[Excerpts from an interface dataset]
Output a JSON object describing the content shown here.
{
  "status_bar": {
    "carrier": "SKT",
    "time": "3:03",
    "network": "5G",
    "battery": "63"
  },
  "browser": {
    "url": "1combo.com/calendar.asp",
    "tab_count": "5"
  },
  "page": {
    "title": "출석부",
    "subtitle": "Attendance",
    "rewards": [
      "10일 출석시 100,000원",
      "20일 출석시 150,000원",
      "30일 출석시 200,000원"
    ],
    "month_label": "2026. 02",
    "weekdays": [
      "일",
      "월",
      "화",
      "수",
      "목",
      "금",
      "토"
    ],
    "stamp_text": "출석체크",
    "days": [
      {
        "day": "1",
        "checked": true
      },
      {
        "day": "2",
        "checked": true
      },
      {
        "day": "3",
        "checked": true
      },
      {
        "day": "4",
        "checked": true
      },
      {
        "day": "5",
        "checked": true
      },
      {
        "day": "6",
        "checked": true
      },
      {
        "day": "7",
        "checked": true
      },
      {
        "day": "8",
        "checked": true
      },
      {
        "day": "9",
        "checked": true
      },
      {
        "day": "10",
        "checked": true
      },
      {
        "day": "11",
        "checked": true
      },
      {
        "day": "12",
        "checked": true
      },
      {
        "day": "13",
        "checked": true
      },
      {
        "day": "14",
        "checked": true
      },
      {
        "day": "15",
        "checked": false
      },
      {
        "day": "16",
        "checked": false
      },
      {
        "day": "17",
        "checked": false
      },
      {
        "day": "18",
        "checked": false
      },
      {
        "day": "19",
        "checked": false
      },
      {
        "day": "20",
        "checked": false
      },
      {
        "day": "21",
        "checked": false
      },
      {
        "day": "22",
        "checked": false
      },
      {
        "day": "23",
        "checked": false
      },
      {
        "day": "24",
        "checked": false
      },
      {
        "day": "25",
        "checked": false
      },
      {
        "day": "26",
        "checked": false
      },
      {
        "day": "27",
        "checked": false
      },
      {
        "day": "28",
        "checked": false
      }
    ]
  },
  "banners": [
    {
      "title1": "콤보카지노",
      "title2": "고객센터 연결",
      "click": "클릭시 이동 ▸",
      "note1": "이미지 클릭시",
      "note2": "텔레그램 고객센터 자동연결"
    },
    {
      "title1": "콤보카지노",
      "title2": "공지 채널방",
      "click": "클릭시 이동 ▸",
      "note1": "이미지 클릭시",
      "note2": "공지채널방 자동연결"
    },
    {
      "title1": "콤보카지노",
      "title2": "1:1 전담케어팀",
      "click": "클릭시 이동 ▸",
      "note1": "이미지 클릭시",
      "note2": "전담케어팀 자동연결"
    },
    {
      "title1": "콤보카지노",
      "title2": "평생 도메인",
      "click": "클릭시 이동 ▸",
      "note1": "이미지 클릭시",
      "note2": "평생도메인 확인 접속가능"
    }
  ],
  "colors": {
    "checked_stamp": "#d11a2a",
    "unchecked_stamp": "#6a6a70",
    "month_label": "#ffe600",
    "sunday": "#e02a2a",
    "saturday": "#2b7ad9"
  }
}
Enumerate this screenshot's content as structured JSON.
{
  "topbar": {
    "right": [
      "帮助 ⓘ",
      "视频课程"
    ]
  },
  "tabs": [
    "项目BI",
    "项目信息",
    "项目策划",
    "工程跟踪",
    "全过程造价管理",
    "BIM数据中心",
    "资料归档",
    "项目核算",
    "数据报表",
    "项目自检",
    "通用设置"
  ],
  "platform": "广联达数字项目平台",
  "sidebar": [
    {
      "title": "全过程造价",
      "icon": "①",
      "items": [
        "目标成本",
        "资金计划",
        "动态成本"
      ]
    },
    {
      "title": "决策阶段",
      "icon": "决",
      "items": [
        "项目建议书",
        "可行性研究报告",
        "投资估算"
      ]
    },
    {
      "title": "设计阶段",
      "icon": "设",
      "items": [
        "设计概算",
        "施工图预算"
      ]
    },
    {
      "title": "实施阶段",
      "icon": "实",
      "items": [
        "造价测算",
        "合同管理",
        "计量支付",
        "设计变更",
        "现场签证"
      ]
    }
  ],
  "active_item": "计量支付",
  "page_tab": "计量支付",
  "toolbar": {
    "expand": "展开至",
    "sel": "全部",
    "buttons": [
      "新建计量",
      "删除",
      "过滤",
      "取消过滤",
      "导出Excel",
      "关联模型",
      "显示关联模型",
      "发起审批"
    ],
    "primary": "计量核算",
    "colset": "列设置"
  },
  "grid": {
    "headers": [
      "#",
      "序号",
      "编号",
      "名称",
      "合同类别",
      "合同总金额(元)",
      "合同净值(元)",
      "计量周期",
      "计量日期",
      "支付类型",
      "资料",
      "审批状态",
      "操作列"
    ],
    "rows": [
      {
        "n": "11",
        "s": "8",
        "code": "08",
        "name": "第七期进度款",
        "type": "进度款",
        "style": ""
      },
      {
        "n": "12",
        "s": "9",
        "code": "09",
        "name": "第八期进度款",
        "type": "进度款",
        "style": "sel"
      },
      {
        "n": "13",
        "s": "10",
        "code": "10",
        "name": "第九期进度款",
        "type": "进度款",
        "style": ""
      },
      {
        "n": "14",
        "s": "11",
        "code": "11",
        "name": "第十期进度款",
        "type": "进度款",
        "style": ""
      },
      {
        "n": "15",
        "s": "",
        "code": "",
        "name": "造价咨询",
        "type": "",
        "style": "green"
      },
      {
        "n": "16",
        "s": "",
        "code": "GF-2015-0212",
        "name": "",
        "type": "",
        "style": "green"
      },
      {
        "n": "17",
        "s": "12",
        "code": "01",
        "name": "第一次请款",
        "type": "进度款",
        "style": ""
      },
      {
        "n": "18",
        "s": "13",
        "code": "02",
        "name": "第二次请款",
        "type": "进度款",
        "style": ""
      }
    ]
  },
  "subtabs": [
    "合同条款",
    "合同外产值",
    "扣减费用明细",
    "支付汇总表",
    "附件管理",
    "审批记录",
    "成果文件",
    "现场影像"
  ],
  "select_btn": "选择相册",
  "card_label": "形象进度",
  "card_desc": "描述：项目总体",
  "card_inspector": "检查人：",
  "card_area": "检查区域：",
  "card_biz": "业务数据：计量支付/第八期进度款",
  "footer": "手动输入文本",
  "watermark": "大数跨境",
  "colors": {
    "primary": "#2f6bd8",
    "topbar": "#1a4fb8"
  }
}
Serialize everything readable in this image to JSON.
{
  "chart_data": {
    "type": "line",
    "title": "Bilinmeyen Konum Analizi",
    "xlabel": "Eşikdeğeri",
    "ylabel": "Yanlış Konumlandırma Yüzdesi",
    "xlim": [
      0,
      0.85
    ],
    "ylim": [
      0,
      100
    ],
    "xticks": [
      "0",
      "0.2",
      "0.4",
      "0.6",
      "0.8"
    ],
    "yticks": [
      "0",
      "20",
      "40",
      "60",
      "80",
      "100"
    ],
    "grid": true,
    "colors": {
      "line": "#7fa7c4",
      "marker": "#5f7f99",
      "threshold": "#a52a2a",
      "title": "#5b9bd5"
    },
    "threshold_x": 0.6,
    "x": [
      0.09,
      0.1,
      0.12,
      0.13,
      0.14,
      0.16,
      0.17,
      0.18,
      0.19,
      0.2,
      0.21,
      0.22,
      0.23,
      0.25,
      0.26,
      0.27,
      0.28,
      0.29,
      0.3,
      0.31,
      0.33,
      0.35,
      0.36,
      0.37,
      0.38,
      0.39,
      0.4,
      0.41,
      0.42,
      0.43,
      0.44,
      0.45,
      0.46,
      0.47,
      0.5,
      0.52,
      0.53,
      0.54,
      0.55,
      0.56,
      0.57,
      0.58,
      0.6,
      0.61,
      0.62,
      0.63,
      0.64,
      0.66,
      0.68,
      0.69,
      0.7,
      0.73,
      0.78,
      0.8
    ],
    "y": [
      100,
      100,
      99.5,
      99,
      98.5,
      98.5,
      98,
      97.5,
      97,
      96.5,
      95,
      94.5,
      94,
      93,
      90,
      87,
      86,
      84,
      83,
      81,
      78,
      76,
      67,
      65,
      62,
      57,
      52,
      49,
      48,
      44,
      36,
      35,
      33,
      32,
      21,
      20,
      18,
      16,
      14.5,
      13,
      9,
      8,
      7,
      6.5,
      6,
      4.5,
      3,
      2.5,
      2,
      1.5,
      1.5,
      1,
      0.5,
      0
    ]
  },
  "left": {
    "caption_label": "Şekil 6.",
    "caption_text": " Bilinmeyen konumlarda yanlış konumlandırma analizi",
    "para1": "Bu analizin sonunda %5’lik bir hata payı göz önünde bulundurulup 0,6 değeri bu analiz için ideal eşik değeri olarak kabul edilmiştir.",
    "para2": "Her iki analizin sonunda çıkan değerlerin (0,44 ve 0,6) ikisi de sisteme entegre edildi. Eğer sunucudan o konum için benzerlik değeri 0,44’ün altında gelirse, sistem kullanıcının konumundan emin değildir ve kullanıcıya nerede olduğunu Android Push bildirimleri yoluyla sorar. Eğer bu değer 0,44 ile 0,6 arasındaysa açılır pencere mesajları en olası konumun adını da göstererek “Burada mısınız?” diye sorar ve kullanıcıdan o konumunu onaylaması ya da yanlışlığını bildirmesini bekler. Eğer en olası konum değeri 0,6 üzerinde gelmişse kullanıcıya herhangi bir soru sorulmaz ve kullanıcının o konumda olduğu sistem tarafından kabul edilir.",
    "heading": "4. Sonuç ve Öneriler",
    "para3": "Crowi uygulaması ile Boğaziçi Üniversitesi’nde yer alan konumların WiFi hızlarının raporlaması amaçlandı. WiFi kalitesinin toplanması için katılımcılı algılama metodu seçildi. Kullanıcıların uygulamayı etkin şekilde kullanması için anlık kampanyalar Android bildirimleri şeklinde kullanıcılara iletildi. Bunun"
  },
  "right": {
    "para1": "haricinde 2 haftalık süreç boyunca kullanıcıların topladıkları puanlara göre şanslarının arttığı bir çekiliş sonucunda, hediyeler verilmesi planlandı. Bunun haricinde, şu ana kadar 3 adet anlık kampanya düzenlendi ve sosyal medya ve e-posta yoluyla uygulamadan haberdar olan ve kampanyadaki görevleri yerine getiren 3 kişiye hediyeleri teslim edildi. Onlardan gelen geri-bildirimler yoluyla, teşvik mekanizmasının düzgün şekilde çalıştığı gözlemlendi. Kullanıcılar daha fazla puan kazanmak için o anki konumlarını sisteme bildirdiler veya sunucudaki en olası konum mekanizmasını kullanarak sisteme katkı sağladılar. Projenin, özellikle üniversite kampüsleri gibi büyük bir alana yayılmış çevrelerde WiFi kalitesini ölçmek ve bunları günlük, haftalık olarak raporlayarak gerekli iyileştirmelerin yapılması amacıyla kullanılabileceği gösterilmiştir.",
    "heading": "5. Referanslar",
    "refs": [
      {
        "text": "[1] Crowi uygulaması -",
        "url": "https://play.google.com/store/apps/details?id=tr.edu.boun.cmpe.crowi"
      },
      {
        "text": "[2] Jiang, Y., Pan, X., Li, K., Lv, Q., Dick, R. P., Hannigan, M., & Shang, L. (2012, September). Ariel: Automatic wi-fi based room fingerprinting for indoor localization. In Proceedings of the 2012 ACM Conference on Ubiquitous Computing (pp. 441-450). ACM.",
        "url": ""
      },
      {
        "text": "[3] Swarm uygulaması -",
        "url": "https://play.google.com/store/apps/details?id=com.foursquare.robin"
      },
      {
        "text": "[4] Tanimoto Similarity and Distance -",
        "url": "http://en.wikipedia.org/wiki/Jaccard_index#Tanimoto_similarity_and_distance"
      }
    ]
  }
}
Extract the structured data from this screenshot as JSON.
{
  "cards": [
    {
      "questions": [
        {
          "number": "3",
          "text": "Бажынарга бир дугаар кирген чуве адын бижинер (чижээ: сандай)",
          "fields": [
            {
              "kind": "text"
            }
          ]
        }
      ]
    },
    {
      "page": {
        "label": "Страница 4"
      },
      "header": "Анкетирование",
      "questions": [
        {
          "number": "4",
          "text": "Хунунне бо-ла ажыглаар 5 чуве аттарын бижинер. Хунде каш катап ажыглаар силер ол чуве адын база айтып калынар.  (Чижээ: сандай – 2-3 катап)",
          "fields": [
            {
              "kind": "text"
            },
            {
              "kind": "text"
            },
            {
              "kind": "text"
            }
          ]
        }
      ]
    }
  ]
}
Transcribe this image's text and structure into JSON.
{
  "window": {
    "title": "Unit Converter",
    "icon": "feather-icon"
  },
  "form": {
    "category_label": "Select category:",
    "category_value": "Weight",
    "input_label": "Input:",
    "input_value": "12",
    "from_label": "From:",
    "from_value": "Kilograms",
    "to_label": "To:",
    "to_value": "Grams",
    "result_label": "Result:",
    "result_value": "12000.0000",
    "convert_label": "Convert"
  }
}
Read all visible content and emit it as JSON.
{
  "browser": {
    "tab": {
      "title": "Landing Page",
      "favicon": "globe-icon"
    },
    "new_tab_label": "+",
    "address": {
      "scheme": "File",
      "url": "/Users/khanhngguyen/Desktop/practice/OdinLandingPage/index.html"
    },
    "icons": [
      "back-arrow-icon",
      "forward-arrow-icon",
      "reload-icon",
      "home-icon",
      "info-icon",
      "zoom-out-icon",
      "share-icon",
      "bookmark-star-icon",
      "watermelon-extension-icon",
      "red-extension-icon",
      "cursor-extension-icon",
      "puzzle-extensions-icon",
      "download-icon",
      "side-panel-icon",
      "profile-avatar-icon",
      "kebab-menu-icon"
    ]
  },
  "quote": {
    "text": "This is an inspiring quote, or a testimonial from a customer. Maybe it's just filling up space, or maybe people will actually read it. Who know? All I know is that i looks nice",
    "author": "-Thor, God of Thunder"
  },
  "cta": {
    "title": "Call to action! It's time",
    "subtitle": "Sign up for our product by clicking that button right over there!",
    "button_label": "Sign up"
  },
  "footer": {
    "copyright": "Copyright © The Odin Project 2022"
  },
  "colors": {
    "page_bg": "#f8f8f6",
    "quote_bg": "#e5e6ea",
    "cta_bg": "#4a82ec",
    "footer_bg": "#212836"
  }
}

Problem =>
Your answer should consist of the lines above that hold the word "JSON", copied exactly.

Reply =>
Output a JSON object describing the content shown here.
Enumerate this screenshot's content as structured JSON.
Serialize everything readable in this image to JSON.
Extract the structured data from this screenshot as JSON.
Transcribe this image's text and structure into JSON.
Read all visible content and emit it as JSON.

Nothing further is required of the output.